Best overall results in Triathlon competitions correlate with a well-balanced performance of corresponding disciplines.
- How well balanced is this competition format?
- Are all disciplines equally important?
- Do some athletes have an advantage over others?
“A triathlon is a multiple-stage competition involving the completion of three continuous and sequential endurance disciplines. […] The first modern swim/bike/run event to be called a ‘triathlon’ was held at Mission Bay, San Diego, California on September 25, 1974.” (from Wikipedia, the free encyclopedia, s.v.)
To answer the questions formulated above I have collected and aggregated data from the “Triathlon Hamburg Everyman Olympic Men” from 2009 to 2015. The Triathlon Olympic Distance consists of 1.5 km swimming, 40 km biking and 10 km running. The ITU World Triathlon Hamburg claims to be known as the “The World’s Biggest Tri” with more than 10,000 participants. So-called “everyman” (“Jedermann” in German) competitors can sign up for the sprint distance (0,5km/22km/5km), the olympic distance (1,5km/40km/10km) or the relay together with friends, family or work colleagues.
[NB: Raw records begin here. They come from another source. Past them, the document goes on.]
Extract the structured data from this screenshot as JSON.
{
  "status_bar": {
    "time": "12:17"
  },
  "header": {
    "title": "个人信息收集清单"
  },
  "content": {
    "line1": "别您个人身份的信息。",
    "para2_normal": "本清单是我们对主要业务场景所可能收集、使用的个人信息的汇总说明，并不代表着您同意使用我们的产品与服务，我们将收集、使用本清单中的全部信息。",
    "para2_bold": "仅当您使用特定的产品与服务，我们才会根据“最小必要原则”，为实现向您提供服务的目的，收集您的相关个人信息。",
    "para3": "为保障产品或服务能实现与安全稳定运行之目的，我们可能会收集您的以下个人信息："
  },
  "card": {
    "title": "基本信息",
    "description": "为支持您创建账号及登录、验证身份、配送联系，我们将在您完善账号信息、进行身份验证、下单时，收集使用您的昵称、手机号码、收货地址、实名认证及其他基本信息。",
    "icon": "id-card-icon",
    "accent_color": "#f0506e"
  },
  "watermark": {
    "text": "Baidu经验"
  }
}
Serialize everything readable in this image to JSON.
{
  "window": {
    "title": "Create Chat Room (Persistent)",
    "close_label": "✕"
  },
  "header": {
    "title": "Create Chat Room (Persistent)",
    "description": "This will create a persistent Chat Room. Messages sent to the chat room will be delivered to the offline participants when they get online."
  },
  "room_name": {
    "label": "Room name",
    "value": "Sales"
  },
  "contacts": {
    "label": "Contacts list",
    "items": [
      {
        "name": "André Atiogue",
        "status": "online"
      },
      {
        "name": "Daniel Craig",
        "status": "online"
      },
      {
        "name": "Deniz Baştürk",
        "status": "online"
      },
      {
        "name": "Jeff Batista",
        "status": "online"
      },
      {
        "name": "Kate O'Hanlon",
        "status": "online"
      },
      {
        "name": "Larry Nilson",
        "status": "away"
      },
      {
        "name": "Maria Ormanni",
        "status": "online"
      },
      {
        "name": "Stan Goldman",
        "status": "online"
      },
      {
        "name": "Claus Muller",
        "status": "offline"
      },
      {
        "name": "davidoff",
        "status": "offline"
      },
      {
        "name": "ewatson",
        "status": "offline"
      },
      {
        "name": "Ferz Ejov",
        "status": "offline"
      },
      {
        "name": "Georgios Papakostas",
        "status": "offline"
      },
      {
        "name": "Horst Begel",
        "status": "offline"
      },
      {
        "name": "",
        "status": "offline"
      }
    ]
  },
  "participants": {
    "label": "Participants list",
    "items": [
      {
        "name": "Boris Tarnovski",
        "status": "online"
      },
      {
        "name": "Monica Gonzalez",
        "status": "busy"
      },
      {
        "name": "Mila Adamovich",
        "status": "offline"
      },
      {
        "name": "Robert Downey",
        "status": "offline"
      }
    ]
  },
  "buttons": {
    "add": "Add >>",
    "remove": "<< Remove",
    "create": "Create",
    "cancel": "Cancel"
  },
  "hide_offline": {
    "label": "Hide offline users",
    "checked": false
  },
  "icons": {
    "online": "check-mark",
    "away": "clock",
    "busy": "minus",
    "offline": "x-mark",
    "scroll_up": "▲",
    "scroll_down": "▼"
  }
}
For simplicity times spent in transition from one discipline to the next have been neglected.
Relevant keyfigures (z-scores) have been computed with Calc. The basic ternary plot was created with R using the plotrix package. The exported image was then edited with GIMP. Subgroups of competitors have been coloured by individual forte, and consolidated by merging semi-transparent layers.
Timekeeping & Result Service has been provided by mika:timing using reusable transponders and multiple measuring/check points.
Comparative performance in biking has the highest correlation with overall performance, followed by running and swimming. This result conforms to the time (and distance) of each discipline. The predicatory value of these variables however has to be taken with a grain of salt: a hard ride on the bike might lead to a weak and slow run, an under-average performance in swimming might cost time that can not be made up subsequently.
It’s the most consistent challenge in all long-distance triathlons: how hard to ride the bike, while still leaving enough in the tank to have a great run. (Raymond Britt: Correlation Between Bike and Run Splits)
Comparable to a Venn diagram the overlap of the disciplines marks the optimum strategy. By dividing the sample into subgroups according to overall performance it can be shown that the best-performing competitors show a common tendency: a smaller ratio of time spent swimming, but a larger ratio of time spent biking, which is due to the different relative increment in speed for the different disciplines: